8. Homeland – Season 4
Homeland - S4
Carrie Mathison, one of the finest TV-characters of our time, finds herself in a tight spot by the looks of it. This promises high tension in this season of ‘Homeland’, a show with a highly actual central theme – the threat of fundamentalist Islam – that is already charged with hyper tension.

7. Game of Thrones – Season 1
Game of Thrones - S1
That Iron Throne is really something… And that’s Sean Bean sitting on it, an actor that our (un)conscious minds immediately connect to the fantasy genre. This promises to be one hell of a show.

6. The Walking Dead – Season 1
The Walking Dead - S1
A full blown zombie apocalypse visualised in one beautiful image. Stunning.

5. The Sopranos – Season 5
The Sopranos - SE5
‘Hell’ in modern New Jersey has always been a theme of the complex and mysterious ‘The Sopranos’. For its fifth season, this theme is captured perfectly in a painting-like cover that could be the work of Leonardo Da Vinci himself.

4. Mad Men – Season 1
Mad Men - S1
For a show that is all about design (and big ego’s), they managed to completely nail the art direction. Simplicity never worked better than in this small masterpiece of a cover.

3. Breaking Bad – Season 5
Breaking Bad - S5
This is brilliant for how much it tells. Being a king in the meth world is so not appealing; the emptiness, the loneliness… You can tell from Walter’s face how he feels and it’s not so good either. But he can’t stop. Not any more.

2. Treme – Season 1
Treme - S1
The perfect New Orleans photo. Immediately throws you into the mood of the show. And that green is truly entrancing.

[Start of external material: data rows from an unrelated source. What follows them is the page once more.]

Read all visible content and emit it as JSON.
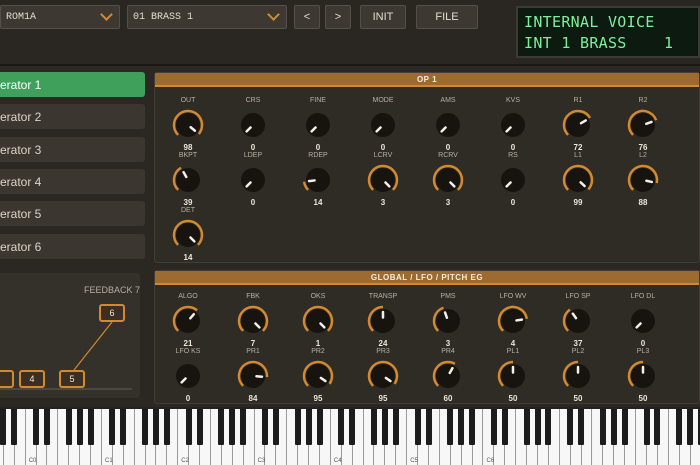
{
  "toolbar": {
    "bank": "ROM1A",
    "voice": "01 BRASS  1",
    "prev": "<",
    "next": ">",
    "init": "INIT",
    "file": "FILE"
  },
  "display": {
    "line1": "INTERNAL VOICE",
    "line2": "INT 1 BRASS    1"
  },
  "operators": [
    "erator 1",
    "erator 2",
    "erator 3",
    "erator 4",
    "erator 5",
    "erator 6"
  ],
  "active_operator_index": 0,
  "op_panel": {
    "title": "OP 1",
    "knobs": [
      {
        "label": "OUT",
        "value": "98",
        "level": 0.98
      },
      {
        "label": "CRS",
        "value": "0",
        "level": 0
      },
      {
        "label": "FINE",
        "value": "0",
        "level": 0
      },
      {
        "label": "MODE",
        "value": "0",
        "level": 0
      },
      {
        "label": "AMS",
        "value": "0",
        "level": 0
      },
      {
        "label": "KVS",
        "value": "0",
        "level": 0
      },
      {
        "label": "R1",
        "value": "72",
        "level": 0.72
      },
      {
        "label": "R2",
        "value": "76",
        "level": 0.76
      },
      {
        "label": "BKPT",
        "value": "39",
        "level": 0.39
      },
      {
        "label": "LDEP",
        "value": "0",
        "level": 0
      },
      {
        "label": "RDEP",
        "value": "14",
        "level": 0.14
      },
      {
        "label": "LCRV",
        "value": "3",
        "level": 1
      },
      {
        "label": "RCRV",
        "value": "3",
        "level": 1
      },
      {
        "label": "RS",
        "value": "0",
        "level": 0
      },
      {
        "label": "L1",
        "value": "99",
        "level": 0.99
      },
      {
        "label": "L2",
        "value": "88",
        "level": 0.88
      },
      {
        "label": "DET",
        "value": "14",
        "level": 1
      }
    ]
  },
  "global_panel": {
    "title": "GLOBAL  /  LFO  /  PITCH EG",
    "knobs": [
      {
        "label": "ALGO",
        "value": "21",
        "level": 0.65
      },
      {
        "label": "FBK",
        "value": "7",
        "level": 1
      },
      {
        "label": "OKS",
        "value": "1",
        "level": 1
      },
      {
        "label": "TRANSP",
        "value": "24",
        "level": 0.5
      },
      {
        "label": "PMS",
        "value": "3",
        "level": 0.43
      },
      {
        "label": "LFO WV",
        "value": "4",
        "level": 0.8
      },
      {
        "label": "LFO SP",
        "value": "37",
        "level": 0.37
      },
      {
        "label": "LFO DL",
        "value": "0",
        "level": 0
      },
      {
        "label": "LFO KS",
        "value": "0",
        "level": 0
      },
      {
        "label": "PR1",
        "value": "84",
        "level": 0.85
      },
      {
        "label": "PR2",
        "value": "95",
        "level": 0.96
      },
      {
        "label": "PR3",
        "value": "95",
        "level": 0.96
      },
      {
        "label": "PR4",
        "value": "60",
        "level": 0.61
      },
      {
        "label": "PL1",
        "value": "50",
        "level": 0.5
      },
      {
        "label": "PL2",
        "value": "50",
        "level": 0.5
      },
      {
        "label": "PL3",
        "value": "50",
        "level": 0.5
      }
    ]
  },
  "algorithm": {
    "feedback_label": "FEEDBACK 7",
    "boxes": [
      "6",
      "4",
      "5"
    ]
  },
  "keyboard": {
    "octave_labels": [
      "C0",
      "C1",
      "C2",
      "C3",
      "C4",
      "C5",
      "C6"
    ]
  },
  "colors": {
    "accent": "#d2892f",
    "active": "#3fa05b",
    "lcd_text": "#7eef9c"
  }
}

1. The Wire – Season 3
The Wire - SE3
The show with the best faces on television present four of their best – Avon, Stringer, Kima and McNulty in a fabulous composition. The cops are going after the players again and this promises to be one hell of a showdown. It’s all in the Game yo.